Foreign Language learning for primary age children should be fun. Use a multi-sensory approach to present and reinforce the language in a motivating way and to build the children's confidence: use puppets, visual aids, songs, rhythm and rhyme, gesture and mime, drama. Previously learned language should be continually recycled and new language incorporated into the lessons.
- Puppets (see printable activity 1) are a stimulating way of practising material; voice modulation adds interest; children relate better to puppets talking than to adults, they identify with them and mimic responses, intonation and accent; they provide another Foreign Language speaker in the room. Use them for individual work and they will help to build up the confidence of shy or reserved children, who will more readily perform 'through' a puppet; children can use them to speak to a partner for quick practice of structures just learned, or for creating longer dialogues.

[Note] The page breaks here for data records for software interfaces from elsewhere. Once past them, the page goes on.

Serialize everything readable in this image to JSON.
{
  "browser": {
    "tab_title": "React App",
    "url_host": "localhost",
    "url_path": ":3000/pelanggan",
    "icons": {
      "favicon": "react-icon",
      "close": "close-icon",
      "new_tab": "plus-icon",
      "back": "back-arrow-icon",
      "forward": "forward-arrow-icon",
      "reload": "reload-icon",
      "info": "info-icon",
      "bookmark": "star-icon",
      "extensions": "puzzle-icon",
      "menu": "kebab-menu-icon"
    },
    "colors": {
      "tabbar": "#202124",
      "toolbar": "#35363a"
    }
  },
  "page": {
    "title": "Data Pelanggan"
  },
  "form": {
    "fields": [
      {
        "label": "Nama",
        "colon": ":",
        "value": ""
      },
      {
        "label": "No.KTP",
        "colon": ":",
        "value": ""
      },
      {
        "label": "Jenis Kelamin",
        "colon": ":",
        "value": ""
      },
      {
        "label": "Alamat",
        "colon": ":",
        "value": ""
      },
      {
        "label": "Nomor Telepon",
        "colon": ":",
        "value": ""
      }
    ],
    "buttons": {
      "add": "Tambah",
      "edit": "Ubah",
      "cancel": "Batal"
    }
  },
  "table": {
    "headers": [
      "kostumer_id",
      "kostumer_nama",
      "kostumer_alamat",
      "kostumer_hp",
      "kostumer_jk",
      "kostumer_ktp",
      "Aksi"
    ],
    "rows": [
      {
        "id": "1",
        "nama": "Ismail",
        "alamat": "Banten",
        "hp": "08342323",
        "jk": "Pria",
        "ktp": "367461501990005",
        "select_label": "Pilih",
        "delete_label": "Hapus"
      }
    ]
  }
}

- Songs, rhymes and rhythms are an enjoyable and stress-free way to learn the rhythm, intonation and pronunciation of language. The use of songs and rhymes enhances the National Literacy Strategy. Songs attune the brain to the language. Language can be chanted rhythmically even when there is no tune. Children could:
- accompany the songs with their own instruments
- have a singing competition between groups
- sequence parts of a song correctly (pictures, words, lines or verses) while listening to the song or rhyme
- replace missing words on song sheets by drawing pictures or writing words in the spaces
- make up new verses using familiar language
- Games are fun, and therefore motivating, and should also be challenging. They provide a meaningful context for repetition and reinforcement; they hasten and encourage pupils' progress not only in the language learned but also in social and communication skills as they build confidence; they encourage a positive approach to learning foreign languages. Use guessing games or activities that involve real communication, e.g.
- children point to visual aids as you say them, and vice versa
- they respond to instructions by showing or bringing items
- let children guess visual aids from seeing a small piece or a quick flash of the item, or guess items in a bag, or a missing item in Kim's Game
- play Simon Says then progress to guessing mimes performed by other children or the teacher
- have variations of Yes/No games, where children call out a question all together and then must decide if the answer is correct
- recognise and use numbers in counting games such as Fizzbuzz, or dice games
- play circle games where children are named or numbered and must move when they are named, trying not to end up in the middle without a chair
- have team games such as Chinese Whispers, progressing from passing a word or letter to the last child bringing text cards to the teacher
- match pictures to text and questions to answers, using large text cards
- progress to group and pair games using small card games (see Printable Stuff)
- Compare words in English and French (and in other European languages or other languages familiar to the children). Draw out sounds that are different in the two languages.
Provide extra support for some students, building their confidence by prompting them when necessary. Encourage others to volunteer answers for the class, to take the lead in games, role-plays and demonstrating puppet conversations, and to adapt language to create their own versions of dialogues, puzzles, quizzes rhymes and songs.
Printable activities can be differentiated by printing them off and deleting or adding French before photocopying them for the children.
Listening and Speaking Skills:
Children, when beginning to learn a Foreign Language, must learn to listen carefully, to repeat the language accurately with plenty of reinforcement from the teacher and from activities, and to show understanding by responding to the language. They can then progress to speaking independently.
Once the children have thoroughly learned language items in spoken form they can progress to text recognition activities on the screen or on large text cards, and eventually to independent reading.
This is the last skill to be acquired. Pre-writing can be provided by manipulating text. Written work at this stage should always be supported by providing the correct version of text for reference.
Extension work could include manipulation of text using ICT speech bubbles, progressing to children copying and adapting language to write about themselves or re-use of the language to create new dialogues in imaginative contexts.
Further help for teachers can be found on the Useful links page.